Tuesday, November 27, 2012
Think about walking past the community soccer fields on a Saturday morning. The fields are packed with children running around in bright colored shirts. Take a closer look and you will probably notice the names of companies on those shirts – those companies are probably family-owned businesses supporting the community in which they live and work.
Family owned businesses are crucial to our economy in terms of creating jobs, generating wealth and building community. According to Family Enterprise USA, there are 5.5 million family-owned businesses in the United States. What is astounding about these businesses is that according to that same study, 95% of them are engaged in philanthropy. That is a lot of soccer shirts!
Corporate philanthropy (whether a business is family-owned or not) has been in the midst of change for quite some time now. To simplify, what has emerged are three ways of thinking about the outward expression of company values. These are philanthropy, community involvement and social innovation. When combined, these practices ultimately define the company’s culture and, in the case of a family-owned business, they define the family’s culture and those things they deem important.
The Network of Family Businesses is excited to present this Webinar scheduled for Thursday, December13th, 2012 at 10:00 AM EST, with Teresa Araco Rodgers, CAP® President and Founder of harp-weaver LLC.
This discussion will explore emerging practices, Philanthropy considerations, and questions your Family should be considering.
Teresa Araco Rodgers began her career at SEI, a global provider of asset management, investment processing and investment operations solutions. Teresa founded harp-weaver LLC in 2010 because she wants to give donors a better way to add meaning and align gifting with personal, family and financial goals. Her mission is to inspire others by helping them articulate their values and passions to be purposeful givers. With more than 10 years of grantmaking experience, Teresa works with clients in the Greater Philadelphia area, supporting donor interests professionally, ethically and cost-effectively. As a "network weaver," Teresa brings people and organizations together to address issues of concern and enables donors to be more strategic with their charitable dollars and more fulfilled with their involvement.
Monday, November 19, 2012
Friday, November 9, 2012
When Chip Cargas started Cargas Systems, Inc. (my employer), it was 1988, and all he had was a Macintosh computer, a mustache, and a dream. On second thought, he also had an Ivy League education, and years of experience as an engineer, manager, and human resources executive.
What did he lack? He didn’t have any marketing or sales experience; nor did he have any accounting or financial knowledge, key skills if you are starting a business by yourself with no customers. The eighties were coming to an end, and Chip realized the days of covering up what you didn’t know by having stellar facial hair were soon to be over. So he gave himself a crash course in the areas of business where his knowledge was light.

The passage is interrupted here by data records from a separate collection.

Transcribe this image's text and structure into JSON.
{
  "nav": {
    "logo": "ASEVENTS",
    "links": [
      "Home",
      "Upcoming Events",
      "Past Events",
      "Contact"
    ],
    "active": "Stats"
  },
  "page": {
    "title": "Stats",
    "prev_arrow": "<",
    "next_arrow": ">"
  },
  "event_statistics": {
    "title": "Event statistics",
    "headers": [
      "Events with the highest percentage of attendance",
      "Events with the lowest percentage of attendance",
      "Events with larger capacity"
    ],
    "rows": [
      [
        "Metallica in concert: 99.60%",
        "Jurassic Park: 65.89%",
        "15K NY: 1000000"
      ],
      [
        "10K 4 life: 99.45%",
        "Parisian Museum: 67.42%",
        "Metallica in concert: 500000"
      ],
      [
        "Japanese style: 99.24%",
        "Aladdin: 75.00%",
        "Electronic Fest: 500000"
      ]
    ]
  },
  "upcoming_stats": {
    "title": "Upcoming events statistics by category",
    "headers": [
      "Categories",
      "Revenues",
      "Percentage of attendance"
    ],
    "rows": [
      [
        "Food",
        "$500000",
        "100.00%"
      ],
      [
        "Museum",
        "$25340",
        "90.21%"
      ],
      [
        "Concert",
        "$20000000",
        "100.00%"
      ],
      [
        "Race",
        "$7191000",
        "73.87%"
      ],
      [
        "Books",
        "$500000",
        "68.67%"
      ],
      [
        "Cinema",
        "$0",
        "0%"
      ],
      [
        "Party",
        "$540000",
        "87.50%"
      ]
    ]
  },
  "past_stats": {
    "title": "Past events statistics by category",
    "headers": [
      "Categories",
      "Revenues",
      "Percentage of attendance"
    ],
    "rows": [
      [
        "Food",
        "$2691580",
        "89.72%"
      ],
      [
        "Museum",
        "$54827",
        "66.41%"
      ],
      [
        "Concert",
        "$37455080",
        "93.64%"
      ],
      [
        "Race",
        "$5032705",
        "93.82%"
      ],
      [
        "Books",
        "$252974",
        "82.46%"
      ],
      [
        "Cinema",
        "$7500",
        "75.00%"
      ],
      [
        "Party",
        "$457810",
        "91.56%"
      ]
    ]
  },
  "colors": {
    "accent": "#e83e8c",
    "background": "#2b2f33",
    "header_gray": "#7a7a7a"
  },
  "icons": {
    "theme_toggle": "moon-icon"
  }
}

He took some sales and marketing courses and learned enough to do the simple marketing to get him to the point of landing his first customer. Even though he wasn’t a typical salesperson, he learned the basics of building and managing a pipeline, doing the necessary follow up, creating proposals, and doing good presentations. He learned enough to build the business to the point where he could hire someone with natural sales talent.

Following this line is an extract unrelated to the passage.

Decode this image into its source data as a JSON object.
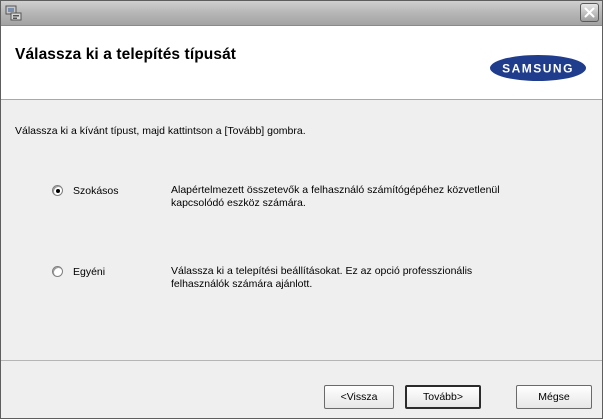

He also read the Accounting for Non-Accountants book and learned the basic accounting needed to run a business. He became very proficient at building budgets, working with financial models, and dealing with banks. He ended up with a fundamental understanding of accounting that would rival a CFO’s knowledge in many companies.
You can learn a lesson from Chip and his mustache; managers, executives, and entrepreneurs should strive to have a working knowledge of all areas of business. Even if you are not starting your own business, this broad knowledge will help you understand what’s driving the motivations of all areas of your company. Too often people pigeonhole themselves and then become small minded defenders of the narrows interests of their own discipline. It’s great to be an expert, but it’s better to be an expert with a broad understanding of business.
Chip ended up shaving his mustache in the nineties as if to tempt fate and test the mettle of his newfound skills. The company continued to grow, so this proves the theory that well-rounded business knowledge trumps well maintained whiskers. So take a lesson and become well versed in all aspects of business. Then when you do decide to grow an awesome mustache, it will simply be icing on the cake.
Aaron Cargas is a board member and one of many employee owners at Cargas Systems, an employee owned business software and consulting firm. He has been writing on leadership, management, and entrepreneurial topics since 2003. Read Aaron’s blog at http://ManagerialMayhem.com and follow Aaron on Twitter @ManagerialMayhm.